Mozart comes to Minot
The well-loved story-in-song of the servant Figaro, his beloved fiancee, Susanna, and Figaro’s skirt-chasing boss, the Count, are just a handful of delightful characters of Mozart’s “Le Nozze di Figaro” (“The Marriage of Figaro”).
The Western Plains Opera has gathered dozens of gifted performers to bring the tale to glorious life in Minot as the company presents “The Marriage of Figaro” on Friday at 7:30 p.m., and again Sunday at 3 p.m.
Ann Nicole Nelson Hall at Minot State University will be transformed into the Count’s palace in Spain.
“Mozart’s greatest comedy contains a raft of characters who will amuse and delight the audience,” said Kenneth Bowles, the general director. As the person at the helm of the company, Bowles assured area music lovers than the Western Plains board, which has brought opera to the area for decades, worked tirelessly and successfully to attract people talented enough at music and theater to do justice to the beloved opera.
That talent search is not always a long-distance effort. Bowles said Chad Armstrong, this year’s leading man, is a native of Estevan, Sask. Armstrong, who sang the role Tonio in “I Pagliacci” in Minot last year for Western Plains, just made his Italian debut and is winning praise for his strong stage presence and natural acting ability as well as vocal delivery.
Armstrong’s wife, Sara Louise Petrocelli, along with Amanda Hall and Michael Redding, who sing the roles of the count and countess, and Michael Posey who performs as Don Basilio also have been featured in Minot. Those performers and North Carolina soprano Catherine Park, who appears in “Figaro” as Susanna, are directed by another repeat Western Plains favorite, Michael Schell. Based in New Jersey, Shell directed “La Traviata” here in 2010.
Petrocelli, a recent district winner in Metropolitan Opera auditions, has appeared in main stage productions and participated in numerous concerts. She will be on stage at the Metropolitan Opera next year.
Hailed for her strong stage presence and sparkling soprano, Hall is winning kudos for both concert and operatic performances. Her 2012-13 season includes star turns in Hawaii and Connecticut and her professional European debut.
Baritone Redding, who sings the wayward Count, has delighted audiences from Florida and New Orleans to New York, Seattle and Boston.
Park, a North Carolinian, is a third-year fellow at the A.J. Fletcher Opera Institute. Critics have praised Park for her considerable depth, power and seamless voice, which she uses to bring Susanna to life in Minot.

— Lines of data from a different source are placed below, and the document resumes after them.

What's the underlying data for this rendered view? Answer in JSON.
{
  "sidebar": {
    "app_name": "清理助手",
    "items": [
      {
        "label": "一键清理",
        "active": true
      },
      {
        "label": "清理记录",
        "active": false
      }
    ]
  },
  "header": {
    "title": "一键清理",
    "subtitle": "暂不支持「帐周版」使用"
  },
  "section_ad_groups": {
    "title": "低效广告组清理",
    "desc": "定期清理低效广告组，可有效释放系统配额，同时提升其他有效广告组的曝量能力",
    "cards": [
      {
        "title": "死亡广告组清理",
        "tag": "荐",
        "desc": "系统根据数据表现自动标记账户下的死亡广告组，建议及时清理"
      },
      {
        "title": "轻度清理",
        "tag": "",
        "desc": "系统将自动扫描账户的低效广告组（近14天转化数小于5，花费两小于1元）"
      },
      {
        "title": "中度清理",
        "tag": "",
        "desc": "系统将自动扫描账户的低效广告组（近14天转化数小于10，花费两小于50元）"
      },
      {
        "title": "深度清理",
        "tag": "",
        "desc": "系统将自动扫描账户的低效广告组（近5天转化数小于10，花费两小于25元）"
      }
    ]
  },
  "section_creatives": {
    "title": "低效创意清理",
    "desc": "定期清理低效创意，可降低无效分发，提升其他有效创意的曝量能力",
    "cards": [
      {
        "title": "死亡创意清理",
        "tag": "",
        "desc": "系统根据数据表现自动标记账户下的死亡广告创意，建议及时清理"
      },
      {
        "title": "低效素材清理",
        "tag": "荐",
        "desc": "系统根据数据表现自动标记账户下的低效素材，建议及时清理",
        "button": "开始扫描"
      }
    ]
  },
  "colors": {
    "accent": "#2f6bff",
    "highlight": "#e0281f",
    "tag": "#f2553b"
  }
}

Posey, who holds a diploma in musical performance from the prestigious Mozarteum in Salzburg, Austria, has performed thousands of times in more than 20 roles on stages in Austria, Germany, Italy, Switzerland and France. A recipient of numerous awards, Posey broadcast and recorded vocal chamber music in Austria, along with major operatic roles.
Minot State’s new young maestro, Scott Seaton, was chosen from more than 60 international orchestral conductors for the Western Plains production. He made his international debut in 2007 in Luxembourg and has conducted in North and South America and Europe
Several area musicians will be seen and heard in “Figaro” as well, Bowles said. Kimberly Beard appears as Marcellina, Rae-Mae Owens as Barbarina, and Eric Furuseth as Dr. Bartolo. Recent MSU graduate Jared Olson performs as the gardener, Antonio, and the chorus of happy peasants and a full orchestra fill out the production.
“A monumental amount of work goes into a production of this magnitude,” Bowles said, “beginning with hours of raising funds to bring America’s best young talent to Minot.” Casting and set design were long in the works as well.
Western Plains Opera worked toward a fitting musical event to crown the University’s 100th anniversary. The university’s Division of Music, which sponsors and supports the production, continues to play an ever-growing part of the success of opera locally, Bowles said.
His wife, DeVera Bowles, stitched one of her talents into “Figaro” as well, designing and producing – with willing assistants – more than 30 of the splendid costumes that brighten the Spanish palace.
To enjoy the sounds and sights of “The Marriage of Figaro,” everyone may reserve tickets by calling 858-3185 or purchasing them at the door, Bowles said. Seating is reserved, with costs $15, $20 or $25. Student group rates are available.